A forward looking administration takes a reasoned assessment of the conditions and circumstances and acts shrewdly to resolve challenges and difficulties. Take the case of unending load-shedding. The PML-N leaders had promised a quick solution of the power problem and the provision of speedy relief to the people. This promise has not been kept and the government is facing the music.

A sagacious government should have made it clear to the public that it would take a few years before promised relief was provided. This was not done. The opposition and the media capitalized on the plight of the country, and relished running down the government. Having been driven into a corner, the concerned minister had to apologize for failing to provide much needed relief. The government had taken commendable initiatives to set up new plants with Chinese help and yet, instead of earning credit, it is facing denunciation and protests.

Another case of mishandling a crucial matter is the way the government dealt with the task of holding talks with the TTP. For months, there was no move to go ahead and when the talks did start, they were not pursued with the requisite vigor and wisdom. The ceasefire announced by the Taliban was not availed and the opportunity was lost. The much needed initiative petered out. Instead, the brass tack went ahead and launched the military operation in North Waziristan. While the government has endorsed the operation, its failure to bring peace through dialogue has weakened its position. Presently, it is facing criticism in not efficiently discharging the responsibility of looking after internally displaced persons.

Again, the Musharraf trial under Article 6 of the Constitution contributed towards a straining of the civil-military relationship, further hit by the Hamid Mir episode wherein the government was seen tilting somewhat towards the GEO Group which had repeatedly televised Mir’s accusations against the DG ISI.
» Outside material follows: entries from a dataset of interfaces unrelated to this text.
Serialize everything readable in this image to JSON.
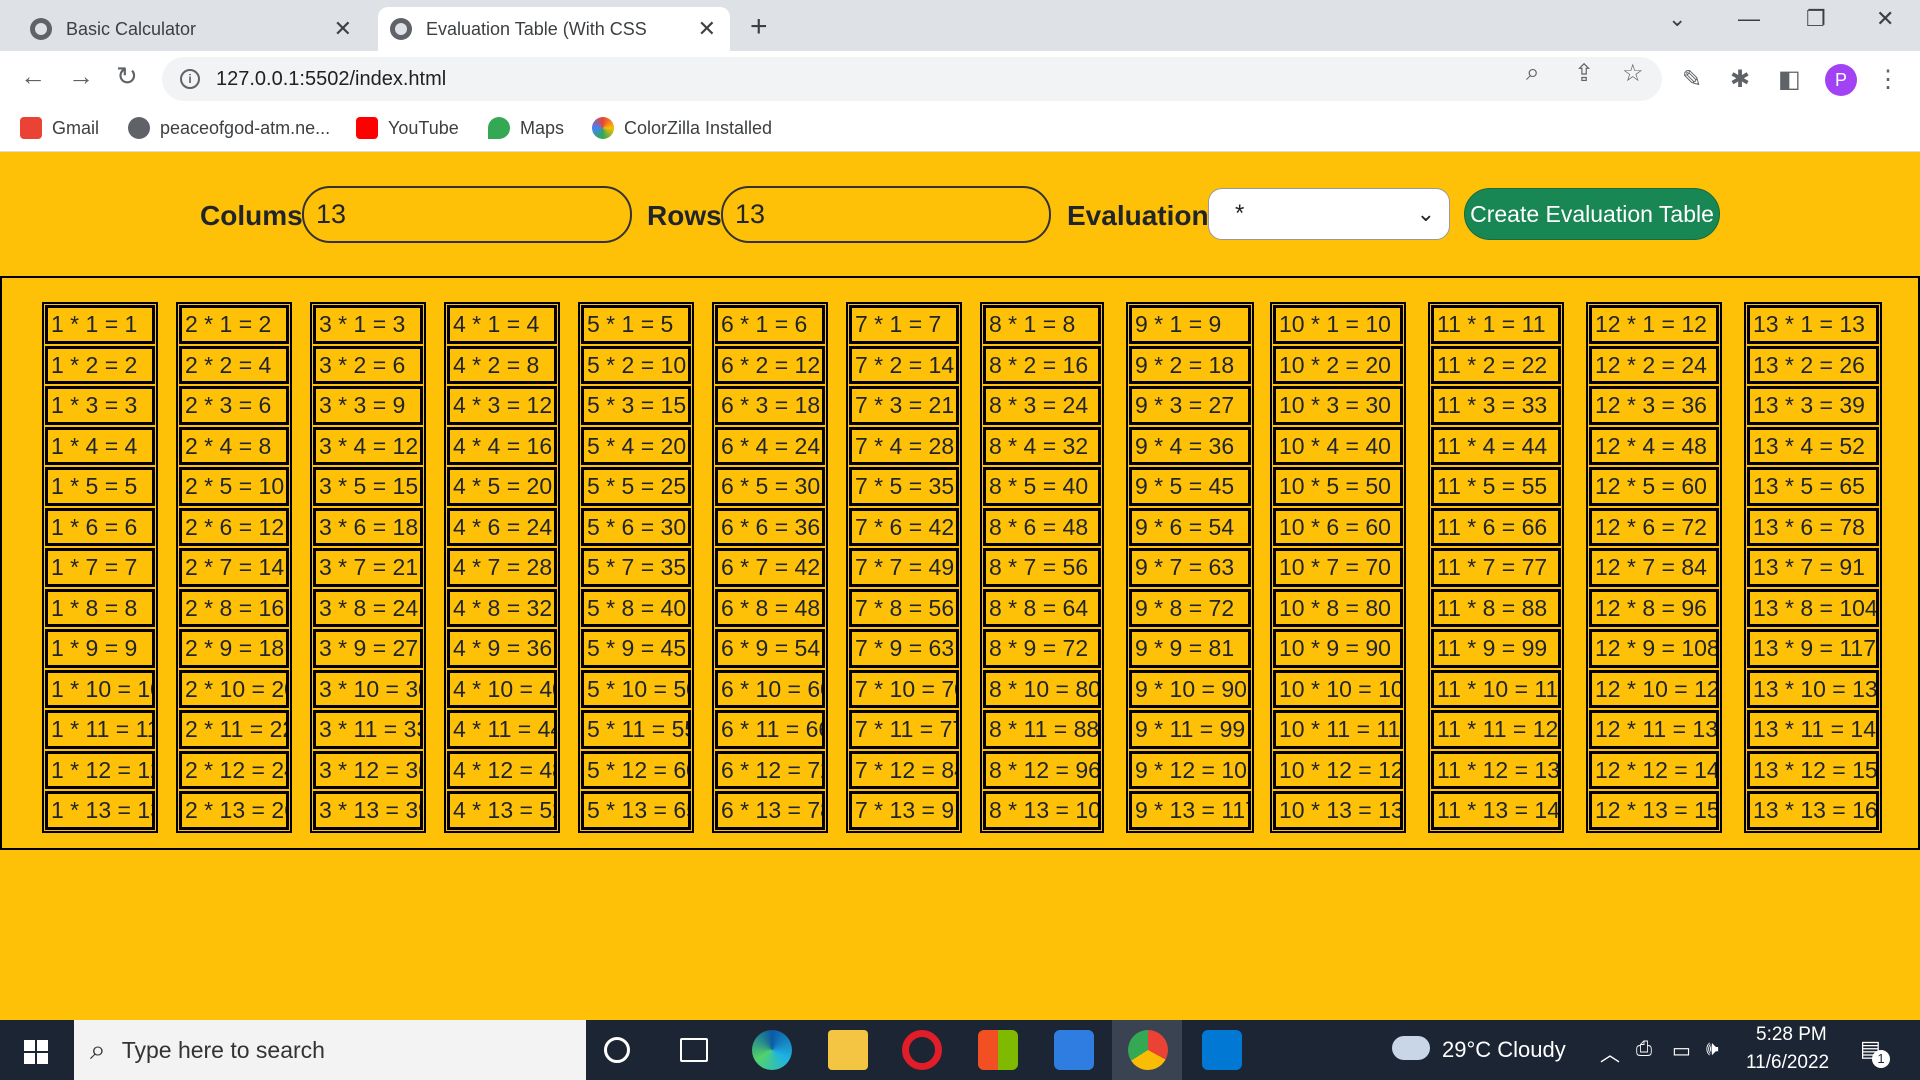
{
  "browser": {
    "tabs": [
      {
        "title": "Basic Calculator",
        "active": false
      },
      {
        "title": "Evaluation Table (With CSS",
        "active": true
      }
    ],
    "new_tab": "+",
    "window_controls": {
      "dropdown": "⌄",
      "minimize": "—",
      "restore": "❐",
      "close": "✕"
    },
    "url": "127.0.0.1:5502/index.html",
    "bookmarks": [
      {
        "label": "Gmail",
        "icon": "gmail-icon",
        "color": "#ea4335"
      },
      {
        "label": "peaceofgod-atm.ne...",
        "icon": "globe-icon",
        "color": "#5f6368"
      },
      {
        "label": "YouTube",
        "icon": "youtube-icon",
        "color": "#ff0000"
      },
      {
        "label": "Maps",
        "icon": "maps-icon",
        "color": "#34a853"
      },
      {
        "label": "ColorZilla Installed",
        "icon": "colorzilla-icon",
        "color": "#4285f4"
      }
    ],
    "profile_initial": "P"
  },
  "controls": {
    "columns_label": "Colums",
    "columns_value": "13",
    "rows_label": "Rows",
    "rows_value": "13",
    "evaluation_label": "Evaluation",
    "evaluation_selected": "*",
    "create_button": "Create Evaluation Table"
  },
  "table": {
    "operator": "*",
    "columns": 13,
    "rows": 13
  },
  "taskbar": {
    "search_placeholder": "Type here to search",
    "weather": "29°C  Cloudy",
    "time": "5:28 PM",
    "date": "11/6/2022",
    "notification_count": "1",
    "apps": [
      "cortana-icon",
      "task-view-icon",
      "edge-icon",
      "file-explorer-icon",
      "opera-icon",
      "store-icon",
      "mail-icon",
      "chrome-icon",
      "vscode-icon"
    ]
  },
  "colors": {
    "page_background": "#ffc107",
    "button_green": "#198754"
  }
}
The most destabilizing threat to the PML-N regime has come from Imran Khan. Imran’s demand for recounting votes cast in four constituencies was not taken seriously enough by the government. The PML-N leadership failed to realize the need for diffusing the rising tide of the PTI’s demands by initiating a dialogue and demonstrating a readiness to do whatever was legally permissible. Of course it was for the Election Commission, the tribunals and the courts to deal with the PTI’s demands and the government was not directly involved. Despite this, it was politic to appear to be open to any constructive action to establish the party’s bona fides.
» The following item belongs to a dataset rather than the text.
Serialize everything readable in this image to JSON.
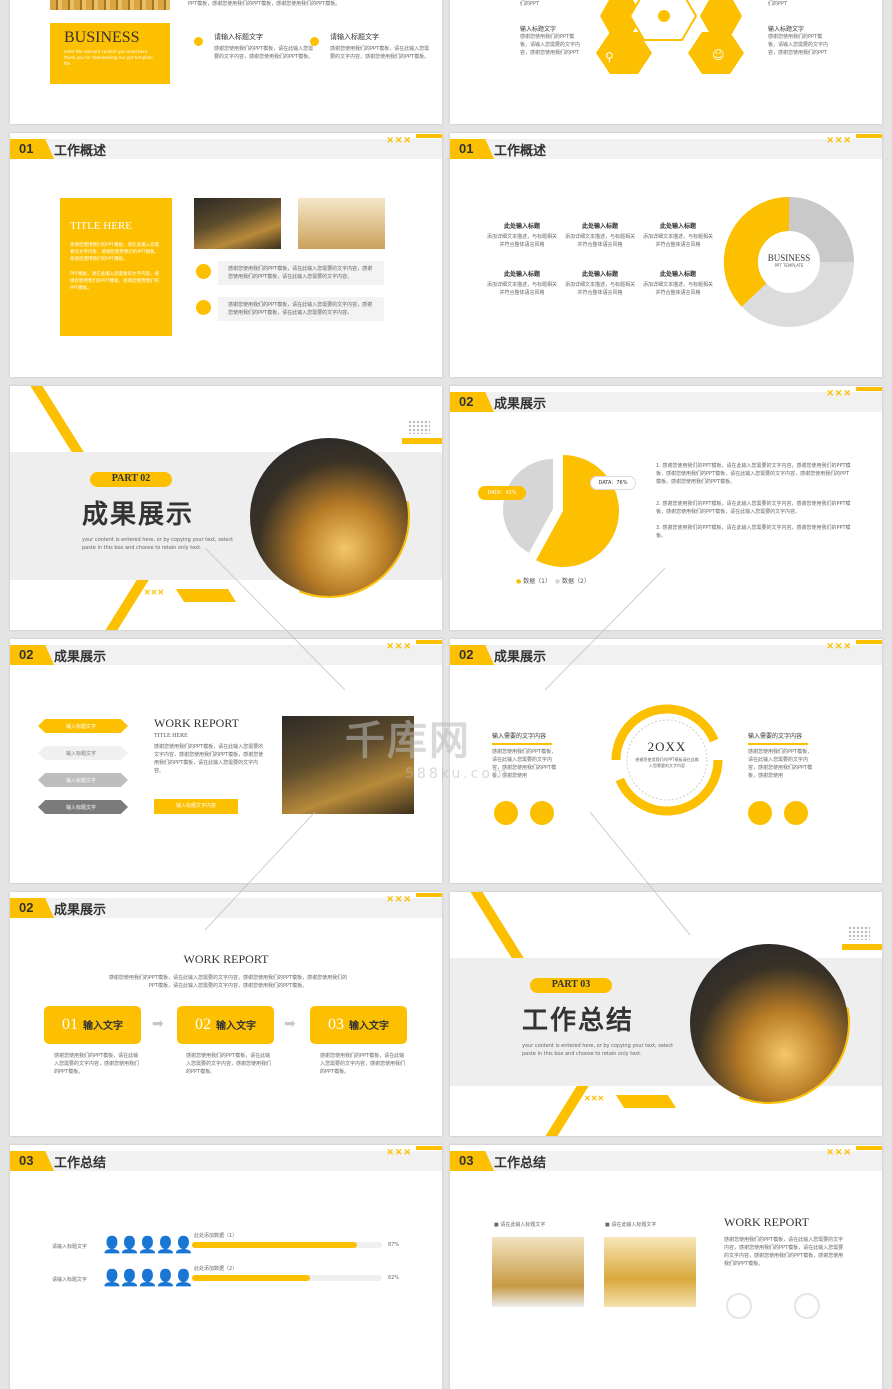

As a sagacious national leader, Nawaz failed to foresee the escalating anti-government thrust of the PTI. Imran Khan found a forceful cause for galvanizing the masses—if elections were found to be rigged, there could be no legitimate democratic government.  Imran’s failure to get a satisfactory response for more than a year and his spirited speeches at large PTI gatherings has catapulted him into a formidable force. His scheduled Azadi March and dharna in Islamabad has visibly shaken the PML-N administration.

It is PML-N’s bad luck, that Tahir-ul-Qadri has descended from the sky to lead a revolution. He has been strengthened by the bloody Model Town episode, and if Imran’s millions are joined by his large crowds in Islamabad, the PML-N government would be hard pressed to find a way to survive. Zardari too has jumped into the arena and has added to the gravity of the situation by issuing a statement that runs down Nawaz and justifies Imran’s stand. Earlier, Gillani referred to a safe-exit agreement for Musharraf and another PPP leader revealed that an unwritten clause of the NRO, backed by the US, contained a clause that there would be no martial law in Pakistan for 15 years. There is also speculation arising out of Zardari’s meeting with US Vice President Joe Biden in Washington. Not to be left behind, the media pundits have been abuzz with all sorts of rumours about the changes expected in Islamabad and the role of the Pakistan army.

It is most unfortunate, that the PML-N leadership’s lack of vision, sagacity and a faltering style of governance has landed them and the country in these dire straits.

    The writer is an ex-federal secretary and ambassador, and a freelance political and international relations analyst.